  5. I love the idea that I do not HAVE to move again. BUT each time I enter a new living space, I am checking it out to see how cool it would be to live there. As much as I hate moving, I love the anticipation of a new space, new energy, new appliances. even if they are old new appliances, ya know? i think it is super cool that you move around. new stuff, new experiences. i fantasize sometimes about getting rid of all my stuff and moving into a tiny space. one swipe of the rag on the counter and the whole place is clean!!

  6. We followed your aforementioned conventional wisdom about 6 or so years ago. My husband bought a big house before we got married. Our combined income was 6 digits. He lost his job. We were screwed. We used up all our savings, and we put a lot of bills on our credit cards. We finally got a roommate, and it’s saved our bacon.
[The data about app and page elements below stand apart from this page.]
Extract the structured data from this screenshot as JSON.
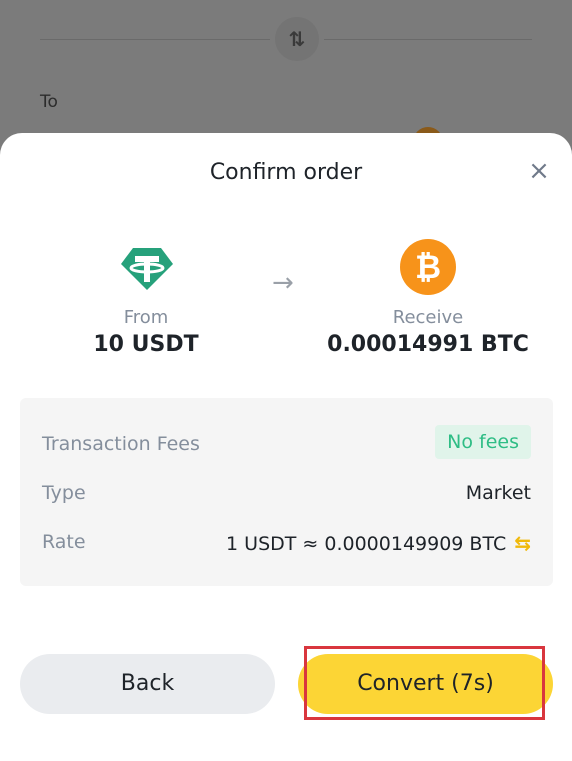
{
  "background": {
    "to_label": "To"
  },
  "dialog": {
    "title": "Confirm order",
    "close_icon": "close-icon"
  },
  "conversion": {
    "from_label": "From",
    "from_value": "10 USDT",
    "from_icon": "usdt-icon",
    "arrow_icon": "arrow-right-icon",
    "receive_label": "Receive",
    "receive_value": "0.00014991 BTC",
    "receive_icon": "btc-icon"
  },
  "details": {
    "fees_label": "Transaction Fees",
    "fees_value": "No fees",
    "type_label": "Type",
    "type_value": "Market",
    "rate_label": "Rate",
    "rate_value": "1 USDT ≈ 0.0000149909 BTC",
    "rate_swap_icon": "swap-icon"
  },
  "buttons": {
    "back_label": "Back",
    "convert_label": "Convert (7s)"
  },
  "colors": {
    "accent": "#fcd535",
    "usdt": "#26a17b",
    "btc": "#f7931a",
    "fee_green": "#2ebd85",
    "highlight": "#d9363e"
  }
}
    We lease cars. Shhh. Don’t tell anyone. Especially Mr. EHurtley above. It’s not about the money; see, we’re not car people. We don’t have the cash flow currently to make owning possible, we can’t afford to do anything about the car if it breaks down, and our life situation is in flux as we decided whether or not we want to have kids. Besides, owning does NOT always make sense… especially on things that depreciate (like cars, and in this economy, houses are still depreciating too).

    (And no, we can’t use public transportation.)

    Rent may be forever, but if you’re a rolling stone, it takes years just to pay off closing and moving costs. Not worth it. And life’s not about maximizing the amount of MONEY you save or earn or whatever. At least that’s what I think. :)

  7. @Elkosteve, We are thinking about that. That idea is a contender. I am trying to wrap my brain around becoming camper/trailer people. More thinking to do on that.

    @Katie, thanks! Miss you guys. We’ll be in to Hall of Records for a beer soon.

    @Mary Sue Exactly! Only evil assholes eat panda. Funny evil assholes.

    @ehurtley I like Belmont too. Hall of Records (Katie’s bar above) is on Belmont. And it’s a charming neighborhood. We haven’t found our “forever” neighborhood yet. We keep thinking about Astoria also. We may eventually buy a place, but our cards are ever shuffling, as they say. Wait. No one says that.

    @kelli, The apartment we are moving into this week is 533 sq ft. We will be putting the “small” concept to the test. And actual moving day does suck ass. I’m just going to rally, bang it out in an afternoon, then complain about being sore for a week.

    @kate That’s the thing about property, cars, money and life in general. Does it ever go as anticipated? It’s okay to rent a car. It’s okay to buy a house. There’s no one answer that fits everyone. I just want to be “awake” when we make our life changing decisions.

Speak Your Mind

*